[Items from an interface collection]
= = = = =

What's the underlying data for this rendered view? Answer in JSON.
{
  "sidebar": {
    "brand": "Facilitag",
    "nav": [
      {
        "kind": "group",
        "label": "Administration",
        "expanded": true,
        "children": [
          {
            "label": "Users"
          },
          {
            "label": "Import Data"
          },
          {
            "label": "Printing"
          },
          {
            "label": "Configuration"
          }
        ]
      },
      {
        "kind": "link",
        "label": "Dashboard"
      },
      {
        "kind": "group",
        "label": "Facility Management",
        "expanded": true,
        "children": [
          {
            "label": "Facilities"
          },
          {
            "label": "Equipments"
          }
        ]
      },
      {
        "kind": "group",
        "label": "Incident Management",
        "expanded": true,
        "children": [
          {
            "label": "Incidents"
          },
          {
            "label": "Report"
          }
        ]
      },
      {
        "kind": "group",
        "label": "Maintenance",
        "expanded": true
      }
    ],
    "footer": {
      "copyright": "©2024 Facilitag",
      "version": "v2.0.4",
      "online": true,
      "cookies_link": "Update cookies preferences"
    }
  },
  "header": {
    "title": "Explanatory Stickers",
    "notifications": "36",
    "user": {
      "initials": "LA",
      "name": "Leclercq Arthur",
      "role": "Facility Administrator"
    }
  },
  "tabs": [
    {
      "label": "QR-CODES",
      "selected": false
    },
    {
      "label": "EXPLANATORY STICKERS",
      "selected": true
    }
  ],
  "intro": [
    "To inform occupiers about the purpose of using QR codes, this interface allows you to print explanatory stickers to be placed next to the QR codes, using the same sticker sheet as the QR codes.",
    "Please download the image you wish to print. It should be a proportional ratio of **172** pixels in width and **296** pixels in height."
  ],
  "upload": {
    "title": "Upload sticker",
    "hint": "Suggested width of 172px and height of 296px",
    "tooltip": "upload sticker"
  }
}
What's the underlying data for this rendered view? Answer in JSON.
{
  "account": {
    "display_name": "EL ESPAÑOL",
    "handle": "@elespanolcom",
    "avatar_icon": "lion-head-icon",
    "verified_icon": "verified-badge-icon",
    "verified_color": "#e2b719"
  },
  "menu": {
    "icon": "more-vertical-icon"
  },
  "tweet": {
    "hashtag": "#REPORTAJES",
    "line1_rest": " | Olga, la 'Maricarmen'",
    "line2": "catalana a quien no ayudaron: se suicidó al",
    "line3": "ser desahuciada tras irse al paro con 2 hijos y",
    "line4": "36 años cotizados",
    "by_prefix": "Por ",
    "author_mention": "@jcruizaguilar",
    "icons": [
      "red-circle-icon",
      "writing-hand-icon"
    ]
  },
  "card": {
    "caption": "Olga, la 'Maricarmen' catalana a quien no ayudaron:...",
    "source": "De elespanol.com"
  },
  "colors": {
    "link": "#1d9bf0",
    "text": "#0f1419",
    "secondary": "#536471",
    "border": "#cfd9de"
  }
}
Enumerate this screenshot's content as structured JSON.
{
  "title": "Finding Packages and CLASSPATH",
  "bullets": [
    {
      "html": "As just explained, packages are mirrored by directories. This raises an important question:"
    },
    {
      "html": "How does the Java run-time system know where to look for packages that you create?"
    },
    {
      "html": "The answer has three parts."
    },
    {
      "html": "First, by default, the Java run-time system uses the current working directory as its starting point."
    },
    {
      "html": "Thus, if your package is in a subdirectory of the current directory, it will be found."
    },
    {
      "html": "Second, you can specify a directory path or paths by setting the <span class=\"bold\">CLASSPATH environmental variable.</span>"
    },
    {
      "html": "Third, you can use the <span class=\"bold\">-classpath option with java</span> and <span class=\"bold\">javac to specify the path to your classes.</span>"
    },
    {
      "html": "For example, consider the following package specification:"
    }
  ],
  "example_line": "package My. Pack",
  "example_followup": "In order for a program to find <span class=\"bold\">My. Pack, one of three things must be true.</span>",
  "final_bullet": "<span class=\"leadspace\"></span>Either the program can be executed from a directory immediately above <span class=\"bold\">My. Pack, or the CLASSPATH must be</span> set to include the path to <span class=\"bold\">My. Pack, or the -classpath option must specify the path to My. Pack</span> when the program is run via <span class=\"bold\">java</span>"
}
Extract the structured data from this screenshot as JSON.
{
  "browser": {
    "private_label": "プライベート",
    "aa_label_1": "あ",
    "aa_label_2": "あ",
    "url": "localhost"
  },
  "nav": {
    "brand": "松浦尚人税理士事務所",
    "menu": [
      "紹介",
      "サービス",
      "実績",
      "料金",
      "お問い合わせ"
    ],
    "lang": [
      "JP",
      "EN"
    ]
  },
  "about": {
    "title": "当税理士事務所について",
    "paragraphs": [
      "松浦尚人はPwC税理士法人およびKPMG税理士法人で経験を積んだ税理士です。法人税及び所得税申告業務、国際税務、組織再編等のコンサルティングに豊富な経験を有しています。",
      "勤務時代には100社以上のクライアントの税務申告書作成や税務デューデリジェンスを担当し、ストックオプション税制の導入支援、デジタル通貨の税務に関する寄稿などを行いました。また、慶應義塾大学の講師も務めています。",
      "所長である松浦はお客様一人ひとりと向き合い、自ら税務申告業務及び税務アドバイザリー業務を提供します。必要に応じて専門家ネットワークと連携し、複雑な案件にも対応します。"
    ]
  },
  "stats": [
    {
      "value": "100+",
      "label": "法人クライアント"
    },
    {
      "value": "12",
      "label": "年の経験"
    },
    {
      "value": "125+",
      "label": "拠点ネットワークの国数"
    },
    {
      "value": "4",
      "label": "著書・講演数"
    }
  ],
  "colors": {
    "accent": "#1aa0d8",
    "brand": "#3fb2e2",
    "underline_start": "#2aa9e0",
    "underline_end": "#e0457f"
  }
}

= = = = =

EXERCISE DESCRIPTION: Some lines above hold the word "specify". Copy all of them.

RESPONSE TO THE TASK:
      "html": "Second, you can specify a directory path or paths by setting the <span class=\"bold\">CLASSPATH environmental variable.</span>"
      "html": "Third, you can use the <span class=\"bold\">-classpath option with java</span> and <span class=\"bold\">javac to specify the path to your classes.</span>"
  "final_bullet": "<span class=\"leadspace\"></span>Either the program can be executed from a directory immediately above <span class=\"bold\">My. Pack, or the CLASSPATH must be</span> set to include the path to <span class=\"bold\">My. Pack, or the -classpath option must specify the path to My. Pack</span> when the program is run via <span class=\"bold\">java</span>"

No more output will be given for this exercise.